## Task instructions
Look through the records below, and copy out every line that holds the string "speedlaser".

Items from an interface collection
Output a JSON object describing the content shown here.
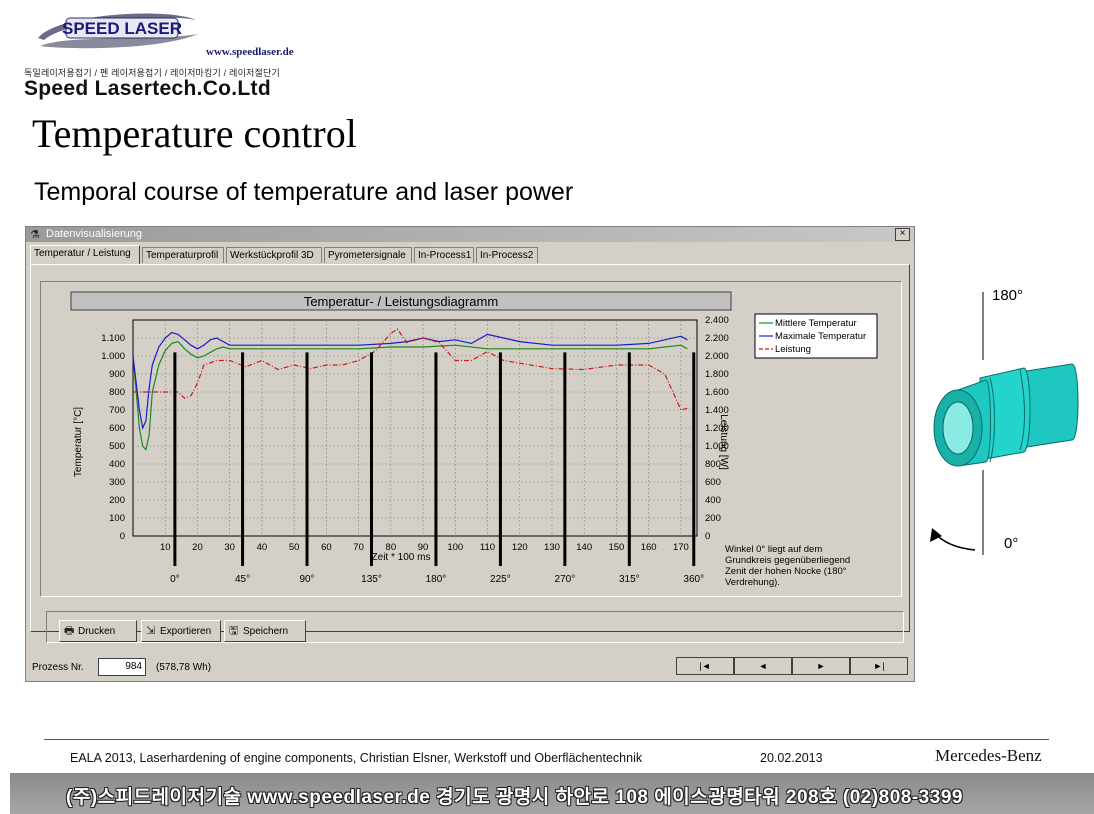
{
  "header": {
    "logo_text": "SPEED LASER",
    "website": "www.speedlaser.de",
    "korean_tagline": "독일레이저용접기 / 펜 레이저용접기 / 레이저마킹기 / 레이저절단기",
    "company_name": "Speed Lasertech.Co.Ltd"
  },
  "slide": {
    "title": "Temperature control",
    "subtitle": "Temporal course of temperature and laser power"
  },
  "window": {
    "title": "Datenvisualisierung",
    "close_label": "×",
    "tabs": [
      {
        "label": "Temperatur / Leistung",
        "active": true
      },
      {
        "label": "Temperaturprofil",
        "active": false
      },
      {
        "label": "Werkstückprofil 3D",
        "active": false
      },
      {
        "label": "Pyrometersignale",
        "active": false
      },
      {
        "label": "In-Process1",
        "active": false
      },
      {
        "label": "In-Process2",
        "active": false
      }
    ],
    "buttons": {
      "print": "Drucken",
      "export": "Exportieren",
      "save": "Speichern"
    },
    "status": {
      "prozess_label": "Prozess Nr.",
      "prozess_value": "984",
      "energy": "(578,78 Wh)",
      "nav": [
        "|◄",
        "◄",
        "►",
        "►|"
      ]
    }
  },
  "chart_data": {
    "type": "line",
    "title": "Temperatur- / Leistungsdiagramm",
    "xlabel": "Zeit * 100 ms",
    "ylabel": "Temperatur [°C]",
    "y2label": "Leistung [W]",
    "xlim": [
      0,
      175
    ],
    "ylim": [
      0,
      1200
    ],
    "y2lim": [
      0,
      2400
    ],
    "x_ticks": [
      10,
      20,
      30,
      40,
      50,
      60,
      70,
      80,
      90,
      100,
      110,
      120,
      130,
      140,
      150,
      160,
      170
    ],
    "y_tick_labels": [
      "0",
      "100",
      "200",
      "300",
      "400",
      "500",
      "600",
      "700",
      "800",
      "900",
      "1.000",
      "1.100"
    ],
    "y2_tick_labels": [
      "0",
      "200",
      "400",
      "600",
      "800",
      "1.000",
      "1.200",
      "1.400",
      "1.600",
      "1.800",
      "2.000",
      "2.200",
      "2.400"
    ],
    "grid": true,
    "legend_position": "top-right",
    "series": [
      {
        "name": "Mittlere Temperatur",
        "color": "#1a8a1a",
        "axis": "left",
        "x": [
          0,
          2,
          3,
          4,
          5,
          6,
          8,
          10,
          12,
          14,
          16,
          18,
          20,
          22,
          24,
          26,
          28,
          30,
          40,
          50,
          60,
          70,
          80,
          90,
          100,
          110,
          120,
          130,
          140,
          150,
          160,
          165,
          170,
          172
        ],
        "y": [
          1000,
          600,
          500,
          480,
          560,
          800,
          950,
          1030,
          1070,
          1080,
          1040,
          1010,
          990,
          1000,
          1020,
          1040,
          1050,
          1040,
          1040,
          1040,
          1040,
          1040,
          1050,
          1050,
          1060,
          1040,
          1040,
          1040,
          1040,
          1040,
          1040,
          1050,
          1060,
          1040
        ]
      },
      {
        "name": "Maximale Temperatur",
        "color": "#1a1acc",
        "axis": "left",
        "x": [
          0,
          2,
          3,
          4,
          5,
          6,
          8,
          10,
          12,
          14,
          16,
          18,
          20,
          22,
          24,
          26,
          28,
          30,
          40,
          50,
          60,
          70,
          80,
          85,
          90,
          95,
          100,
          105,
          110,
          115,
          120,
          130,
          140,
          150,
          160,
          165,
          170,
          172
        ],
        "y": [
          1000,
          700,
          600,
          640,
          820,
          950,
          1050,
          1100,
          1130,
          1120,
          1090,
          1060,
          1040,
          1060,
          1090,
          1100,
          1080,
          1060,
          1060,
          1060,
          1060,
          1060,
          1070,
          1080,
          1100,
          1080,
          1090,
          1070,
          1120,
          1100,
          1080,
          1060,
          1060,
          1060,
          1070,
          1090,
          1110,
          1090
        ]
      },
      {
        "name": "Leistung",
        "color": "#cc1a1a",
        "axis": "right",
        "x": [
          0,
          5,
          10,
          14,
          16,
          18,
          20,
          22,
          26,
          30,
          35,
          40,
          45,
          50,
          55,
          60,
          65,
          70,
          75,
          80,
          82,
          85,
          90,
          95,
          100,
          105,
          110,
          115,
          120,
          130,
          140,
          150,
          160,
          165,
          170,
          172
        ],
        "y": [
          1600,
          1600,
          1600,
          1600,
          1530,
          1560,
          1700,
          1900,
          1950,
          1950,
          1880,
          1950,
          1850,
          1900,
          1860,
          1900,
          1900,
          1950,
          2050,
          2250,
          2300,
          2150,
          2200,
          2150,
          1950,
          1950,
          2050,
          1950,
          1920,
          1860,
          1850,
          1900,
          1900,
          1800,
          1400,
          1420
        ]
      }
    ],
    "angle_markers": [
      {
        "x": 13,
        "label": "0°"
      },
      {
        "x": 34,
        "label": "45°"
      },
      {
        "x": 54,
        "label": "90°"
      },
      {
        "x": 74,
        "label": "135°"
      },
      {
        "x": 94,
        "label": "180°"
      },
      {
        "x": 114,
        "label": "225°"
      },
      {
        "x": 134,
        "label": "270°"
      },
      {
        "x": 154,
        "label": "315°"
      },
      {
        "x": 174,
        "label": "360°"
      }
    ],
    "annotation": "Winkel 0° liegt auf dem Grundkreis gegenüberliegend Zenit der hohen Nocke (180° Verdrehung)."
  },
  "part_diagram": {
    "top_label": "180°",
    "bottom_label": "0°",
    "part_color": "#1ec8c0"
  },
  "footer": {
    "citation": "EALA 2013, Laserhardening  of engine components, Christian Elsner, Werkstoff und Oberflächentechnik",
    "date": "20.02.2013",
    "brand": "Mercedes-Benz",
    "band_text": "(주)스피드레이저기술  www.speedlaser.de   경기도 광명시 하안로 108 에이스광명타워 208호 (02)808-3399"
  }
}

## Solution for this task
    "website": "www.speedlaser.de",
    "band_text": "(주)스피드레이저기술  www.speedlaser.de   경기도 광명시 하안로 108 에이스광명타워 208호 (02)808-3399"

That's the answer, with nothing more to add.